## Exercise
The expected output is the complete listing, copied exactly.

## Given data
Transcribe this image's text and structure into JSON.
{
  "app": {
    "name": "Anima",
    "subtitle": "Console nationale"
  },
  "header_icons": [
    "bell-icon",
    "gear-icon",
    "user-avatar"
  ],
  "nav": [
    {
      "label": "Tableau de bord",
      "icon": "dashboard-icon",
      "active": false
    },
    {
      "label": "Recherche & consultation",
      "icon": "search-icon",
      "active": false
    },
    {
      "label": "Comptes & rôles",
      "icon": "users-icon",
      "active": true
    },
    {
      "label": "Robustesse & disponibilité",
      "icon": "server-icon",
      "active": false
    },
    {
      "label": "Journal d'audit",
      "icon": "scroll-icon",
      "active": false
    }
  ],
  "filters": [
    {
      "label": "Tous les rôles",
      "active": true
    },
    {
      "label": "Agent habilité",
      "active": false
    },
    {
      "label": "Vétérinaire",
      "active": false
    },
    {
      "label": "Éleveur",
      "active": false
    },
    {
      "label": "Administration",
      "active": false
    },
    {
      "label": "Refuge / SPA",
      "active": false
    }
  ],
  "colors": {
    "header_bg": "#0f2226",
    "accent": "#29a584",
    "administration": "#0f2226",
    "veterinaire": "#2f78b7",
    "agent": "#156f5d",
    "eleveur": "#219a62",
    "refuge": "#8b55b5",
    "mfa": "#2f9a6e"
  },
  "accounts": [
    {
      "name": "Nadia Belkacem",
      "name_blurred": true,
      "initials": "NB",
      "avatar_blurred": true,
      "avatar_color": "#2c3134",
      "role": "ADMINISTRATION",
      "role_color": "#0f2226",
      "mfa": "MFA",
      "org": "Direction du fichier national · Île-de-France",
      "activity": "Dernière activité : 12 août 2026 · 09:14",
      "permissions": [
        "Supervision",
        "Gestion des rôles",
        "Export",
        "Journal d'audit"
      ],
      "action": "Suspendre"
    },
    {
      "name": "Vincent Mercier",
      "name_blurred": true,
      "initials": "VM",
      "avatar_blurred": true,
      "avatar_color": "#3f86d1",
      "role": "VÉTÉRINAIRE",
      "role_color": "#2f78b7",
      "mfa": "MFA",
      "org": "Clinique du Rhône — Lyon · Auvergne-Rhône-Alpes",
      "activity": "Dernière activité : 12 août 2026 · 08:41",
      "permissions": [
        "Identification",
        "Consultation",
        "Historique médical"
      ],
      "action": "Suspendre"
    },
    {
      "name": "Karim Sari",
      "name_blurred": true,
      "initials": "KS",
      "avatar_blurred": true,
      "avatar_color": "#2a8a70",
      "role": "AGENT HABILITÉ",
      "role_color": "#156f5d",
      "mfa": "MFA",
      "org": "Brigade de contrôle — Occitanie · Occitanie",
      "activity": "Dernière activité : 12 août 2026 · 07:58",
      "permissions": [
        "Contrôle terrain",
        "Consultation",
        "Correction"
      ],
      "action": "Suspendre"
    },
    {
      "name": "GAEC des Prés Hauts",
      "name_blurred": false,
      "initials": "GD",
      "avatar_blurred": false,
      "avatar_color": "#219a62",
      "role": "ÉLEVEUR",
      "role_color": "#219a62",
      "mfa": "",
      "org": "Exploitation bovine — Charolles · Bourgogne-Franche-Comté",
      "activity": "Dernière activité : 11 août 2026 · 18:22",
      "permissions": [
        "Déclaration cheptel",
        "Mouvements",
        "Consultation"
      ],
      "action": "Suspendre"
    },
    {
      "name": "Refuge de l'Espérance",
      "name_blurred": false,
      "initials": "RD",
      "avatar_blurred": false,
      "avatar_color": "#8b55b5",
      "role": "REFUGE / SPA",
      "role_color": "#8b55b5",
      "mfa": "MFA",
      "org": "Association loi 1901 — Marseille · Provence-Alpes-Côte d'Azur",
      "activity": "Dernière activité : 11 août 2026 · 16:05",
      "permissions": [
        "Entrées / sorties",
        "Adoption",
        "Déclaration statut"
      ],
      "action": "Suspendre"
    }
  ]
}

## Solved exercise
Transcribe this image's text and structure into JSON.
{
  "app": {
    "name": "Anima",
    "subtitle": "Console nationale"
  },
  "header_icons": [
    "bell-icon",
    "gear-icon",
    "user-avatar"
  ],
  "nav": [
    {
      "label": "Tableau de bord",
      "icon": "dashboard-icon",
      "active": false
    },
    {
      "label": "Recherche & consultation",
      "icon": "search-icon",
      "active": false
    },
    {
      "label": "Comptes & rôles",
      "icon": "users-icon",
      "active": true
    },
    {
      "label": "Robustesse & disponibilité",
      "icon": "server-icon",
      "active": false
    },
    {
      "label": "Journal d'audit",
      "icon": "scroll-icon",
      "active": false
    }
  ],
  "filters": [
    {
      "label": "Tous les rôles",
      "active": true
    },
    {
      "label": "Agent habilité",
      "active": false
    },
    {
      "label": "Vétérinaire",
      "active": false
    },
    {
      "label": "Éleveur",
      "active": false
    },
    {
      "label": "Administration",
      "active": false
    },
    {
      "label": "Refuge / SPA",
      "active": false
    }
  ],
  "colors": {
    "header_bg": "#0f2226",
    "accent": "#29a584",
    "administration": "#0f2226",
    "veterinaire": "#2f78b7",
    "agent": "#156f5d",
    "eleveur": "#219a62",
    "refuge": "#8b55b5",
    "mfa": "#2f9a6e"
  },
  "accounts": [
    {
      "name": "Nadia Belkacem",
      "name_blurred": true,
      "initials": "NB",
      "avatar_blurred": true,
      "avatar_color": "#2c3134",
      "role": "ADMINISTRATION",
      "role_color": "#0f2226",
      "mfa": "MFA",
      "org": "Direction du fichier national · Île-de-France",
      "activity": "Dernière activité : 12 août 2026 · 09:14",
      "permissions": [
        "Supervision",
        "Gestion des rôles",
        "Export",
        "Journal d'audit"
      ],
      "action": "Suspendre"
    },
    {
      "name": "Vincent Mercier",
      "name_blurred": true,
      "initials": "VM",
      "avatar_blurred": true,
      "avatar_color": "#3f86d1",
      "role": "VÉTÉRINAIRE",
      "role_color": "#2f78b7",
      "mfa": "MFA",
      "org": "Clinique du Rhône — Lyon · Auvergne-Rhône-Alpes",
      "activity": "Dernière activité : 12 août 2026 · 08:41",
      "permissions": [
        "Identification",
        "Consultation",
        "Historique médical"
      ],
      "action": "Suspendre"
    },
    {
      "name": "Karim Sari",
      "name_blurred": true,
      "initials": "KS",
      "avatar_blurred": true,
      "avatar_color": "#2a8a70",
      "role": "AGENT HABILITÉ",
      "role_color": "#156f5d",
      "mfa": "MFA",
      "org": "Brigade de contrôle — Occitanie · Occitanie",
      "activity": "Dernière activité : 12 août 2026 · 07:58",
      "permissions": [
        "Contrôle terrain",
        "Consultation",
        "Correction"
      ],
      "action": "Suspendre"
    },
    {
      "name": "GAEC des Prés Hauts",
      "name_blurred": false,
      "initials": "GD",
      "avatar_blurred": false,
      "avatar_color": "#219a62",
      "role": "ÉLEVEUR",
      "role_color": "#219a62",
      "mfa": "",
      "org": "Exploitation bovine — Charolles · Bourgogne-Franche-Comté",
      "activity": "Dernière activité : 11 août 2026 · 18:22",
      "permissions": [
        "Déclaration cheptel",
        "Mouvements",
        "Consultation"
      ],
      "action": "Suspendre"
    },
    {
      "name": "Refuge de l'Espérance",
      "name_blurred": false,
      "initials": "RD",
      "avatar_blurred": false,
      "avatar_color": "#8b55b5",
      "role": "REFUGE / SPA",
      "role_color": "#8b55b5",
      "mfa": "MFA",
      "org": "Association loi 1901 — Marseille · Provence-Alpes-Côte d'Azur",
      "activity": "Dernière activité : 11 août 2026 · 16:05",
      "permissions": [
        "Entrées / sorties",
        "Adoption",
        "Déclaration statut"
      ],
      "action": "Suspendre"
    }
  ]
}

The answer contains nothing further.